Plans to boost biodiversity, protect our peatlands and revitalise a wetland in Cassiobury Park are taking shape...
Plans to boost biodiversity, protect our unique local habitat and revitalise a wetland in Cassiobury Park are taking shape, with work starting on the restoration project in Cassiobury Park Nature Reserve to transform the area’s former watercress beds into a wildlife sanctuary.
The restoration of the watercress beds, which have slowly declined over the years, continues apace, with local councillors and partners coming together to discuss the works in the nature reserve on Monday 28 June 2021. Volunteers and councillors were joined by the Elected Mayor of Watford Peter Taylor and project partners Friends of Cassiobury Park and Community Connection Projects CIC.
The project will transform the area into a valuable wetlands habitat and increase floodwater storage on the floodplain of the River Gade. Reed beds, tree planting and a wildflower meadow will complement the water attenuation features and together create a range of habitats that boosts local biodiversity. Accessible footpaths and interpretation boards are also planned, offering new health and wellbeing benefits for local residents.
Mayor Peter Taylor with Friends of Cassiobury Park Volunteers - Wetlands Restoration Project

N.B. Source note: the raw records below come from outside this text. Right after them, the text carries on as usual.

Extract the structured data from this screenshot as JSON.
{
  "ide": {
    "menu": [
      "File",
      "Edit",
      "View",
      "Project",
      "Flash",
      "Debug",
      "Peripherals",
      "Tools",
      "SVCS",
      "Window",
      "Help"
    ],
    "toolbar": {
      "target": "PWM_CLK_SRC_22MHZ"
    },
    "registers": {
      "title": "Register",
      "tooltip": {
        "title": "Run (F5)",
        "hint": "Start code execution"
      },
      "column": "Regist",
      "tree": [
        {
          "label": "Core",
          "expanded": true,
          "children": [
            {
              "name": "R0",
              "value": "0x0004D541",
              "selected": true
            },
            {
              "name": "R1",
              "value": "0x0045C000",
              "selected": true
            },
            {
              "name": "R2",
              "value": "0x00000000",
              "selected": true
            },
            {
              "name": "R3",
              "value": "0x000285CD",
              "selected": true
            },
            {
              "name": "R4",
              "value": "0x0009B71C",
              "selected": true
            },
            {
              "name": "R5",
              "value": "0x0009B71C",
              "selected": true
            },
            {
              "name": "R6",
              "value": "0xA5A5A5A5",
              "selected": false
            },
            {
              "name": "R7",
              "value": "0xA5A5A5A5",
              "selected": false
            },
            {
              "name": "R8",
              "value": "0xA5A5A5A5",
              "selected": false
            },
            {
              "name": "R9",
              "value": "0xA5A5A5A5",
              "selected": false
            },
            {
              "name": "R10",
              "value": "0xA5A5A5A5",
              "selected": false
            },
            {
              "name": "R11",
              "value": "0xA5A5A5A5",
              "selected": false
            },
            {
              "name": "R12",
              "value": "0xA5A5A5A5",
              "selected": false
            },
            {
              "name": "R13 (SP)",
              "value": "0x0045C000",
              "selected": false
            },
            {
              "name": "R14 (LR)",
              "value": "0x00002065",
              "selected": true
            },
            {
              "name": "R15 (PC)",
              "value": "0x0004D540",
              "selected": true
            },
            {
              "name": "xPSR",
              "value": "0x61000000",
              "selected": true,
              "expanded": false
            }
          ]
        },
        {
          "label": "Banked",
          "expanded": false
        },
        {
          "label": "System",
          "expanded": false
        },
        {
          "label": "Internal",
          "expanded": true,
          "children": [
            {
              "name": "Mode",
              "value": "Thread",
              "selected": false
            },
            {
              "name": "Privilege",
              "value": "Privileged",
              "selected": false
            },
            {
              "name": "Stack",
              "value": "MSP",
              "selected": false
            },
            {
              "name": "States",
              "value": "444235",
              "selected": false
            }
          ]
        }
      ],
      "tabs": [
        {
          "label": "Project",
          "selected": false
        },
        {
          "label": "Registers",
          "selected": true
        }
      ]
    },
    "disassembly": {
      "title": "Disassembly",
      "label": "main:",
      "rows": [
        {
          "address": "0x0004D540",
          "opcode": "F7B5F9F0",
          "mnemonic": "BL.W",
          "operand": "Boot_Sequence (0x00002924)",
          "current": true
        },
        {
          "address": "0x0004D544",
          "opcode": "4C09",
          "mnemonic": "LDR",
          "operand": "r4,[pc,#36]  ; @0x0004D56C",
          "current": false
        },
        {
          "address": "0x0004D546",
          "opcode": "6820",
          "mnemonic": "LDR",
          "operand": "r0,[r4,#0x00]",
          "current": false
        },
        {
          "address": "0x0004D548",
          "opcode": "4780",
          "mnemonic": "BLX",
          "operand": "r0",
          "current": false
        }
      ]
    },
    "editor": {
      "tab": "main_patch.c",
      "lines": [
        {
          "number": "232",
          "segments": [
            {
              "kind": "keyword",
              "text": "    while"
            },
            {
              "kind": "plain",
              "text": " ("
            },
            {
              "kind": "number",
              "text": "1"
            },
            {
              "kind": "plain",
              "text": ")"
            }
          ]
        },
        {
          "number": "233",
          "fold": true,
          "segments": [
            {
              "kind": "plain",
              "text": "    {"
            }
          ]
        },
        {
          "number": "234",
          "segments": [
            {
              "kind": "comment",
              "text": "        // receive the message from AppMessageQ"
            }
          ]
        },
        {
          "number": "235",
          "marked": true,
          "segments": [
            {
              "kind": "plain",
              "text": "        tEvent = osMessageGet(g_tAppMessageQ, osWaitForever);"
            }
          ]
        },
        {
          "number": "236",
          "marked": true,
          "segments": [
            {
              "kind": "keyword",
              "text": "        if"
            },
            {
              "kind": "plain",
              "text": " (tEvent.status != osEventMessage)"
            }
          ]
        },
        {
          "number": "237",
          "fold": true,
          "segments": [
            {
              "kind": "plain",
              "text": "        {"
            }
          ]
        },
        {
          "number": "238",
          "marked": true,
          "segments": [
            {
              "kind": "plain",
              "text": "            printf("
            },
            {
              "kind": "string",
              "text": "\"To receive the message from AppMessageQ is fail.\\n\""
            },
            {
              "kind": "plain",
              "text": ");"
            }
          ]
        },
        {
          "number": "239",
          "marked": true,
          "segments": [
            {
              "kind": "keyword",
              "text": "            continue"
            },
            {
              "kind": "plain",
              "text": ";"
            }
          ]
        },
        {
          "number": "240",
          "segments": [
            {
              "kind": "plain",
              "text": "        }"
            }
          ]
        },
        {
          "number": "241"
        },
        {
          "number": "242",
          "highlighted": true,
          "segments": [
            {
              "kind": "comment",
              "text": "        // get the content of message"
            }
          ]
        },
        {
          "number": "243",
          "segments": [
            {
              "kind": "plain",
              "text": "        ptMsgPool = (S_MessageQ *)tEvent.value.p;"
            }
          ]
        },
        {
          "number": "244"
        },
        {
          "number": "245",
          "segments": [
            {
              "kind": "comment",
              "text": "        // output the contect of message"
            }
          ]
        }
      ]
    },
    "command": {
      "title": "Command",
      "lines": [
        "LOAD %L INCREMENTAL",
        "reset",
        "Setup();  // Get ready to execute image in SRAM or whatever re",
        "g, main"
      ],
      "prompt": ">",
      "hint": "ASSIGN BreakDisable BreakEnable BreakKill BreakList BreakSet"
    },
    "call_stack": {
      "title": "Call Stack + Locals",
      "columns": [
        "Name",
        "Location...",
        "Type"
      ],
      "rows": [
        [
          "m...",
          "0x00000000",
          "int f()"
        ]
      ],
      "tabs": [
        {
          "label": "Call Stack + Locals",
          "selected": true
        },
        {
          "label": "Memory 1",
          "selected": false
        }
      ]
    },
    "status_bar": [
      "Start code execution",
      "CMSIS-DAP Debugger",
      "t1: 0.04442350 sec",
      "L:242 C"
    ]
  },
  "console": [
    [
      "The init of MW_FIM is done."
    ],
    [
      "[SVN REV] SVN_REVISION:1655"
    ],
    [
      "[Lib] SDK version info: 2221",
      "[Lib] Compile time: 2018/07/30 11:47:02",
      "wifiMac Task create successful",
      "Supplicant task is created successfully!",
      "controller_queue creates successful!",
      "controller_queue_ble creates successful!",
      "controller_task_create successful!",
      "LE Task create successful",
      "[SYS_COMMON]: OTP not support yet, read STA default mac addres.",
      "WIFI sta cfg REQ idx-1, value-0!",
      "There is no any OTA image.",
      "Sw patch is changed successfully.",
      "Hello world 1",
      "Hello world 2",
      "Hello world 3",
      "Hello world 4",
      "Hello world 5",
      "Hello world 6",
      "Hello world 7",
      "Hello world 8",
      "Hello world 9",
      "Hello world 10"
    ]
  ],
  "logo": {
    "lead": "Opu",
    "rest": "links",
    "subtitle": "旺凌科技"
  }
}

Works will include the removal of silt from the beds themselves, re-opening the river inlet and clearing the feeder channels and exit into the river. There will be viewing screens at intervals along the edge. The restoration will return the watercress bed to an excellent wetland habitat for birds, like snipe and green sandpiper and for insects and crustaceans, such as fresh water shrimp, thus increasing the reserve’s biodiversity and providing a large and relatively accessible site for observing and learning about nature.
Elected Mayor of Watford Peter Taylor said: “The Cassiobury Wetlands Restoration Project is an exciting scheme and fantastic example of how we are improving and enhancing our open spaces and making them more accessible. It will make the nature reserve more interesting for visitors and will attract more wildlife. It will also play a part in protecting the local area from flooding and provide educational opportunities. Projects like these help make our town a greener and more sustainable place for residents to live.”
Mayor Peter Taylor with Friends of Cassiobury Park Volunteers and Community Connection Projects CIC
Peter Jenkins, Chair of the Friends of Cassiobury Park said “With their chalk and gravel base, the beds are a very special place for wildlife and biodiversity. This new wetland in Cassiobury Park will provide a much-needed home for wildlife and will bring back a large unused open space for everyone to view and enjoy. It will also relieve flooding elsewhere in the park by restoring part of the flood plain that has been missing for some time. Working with nature, rather than against it, is sustainable both in terms of cost and environmental impact.”
If you would like to get involved or get more information on this project, please contact the park management team at Cassiobury, by emailing firstname.lastname@example.org or the Friends of Cassiobury Park at www.friendsofcassioburypark.org.uk
Collage of Cassiobury Wetlands Project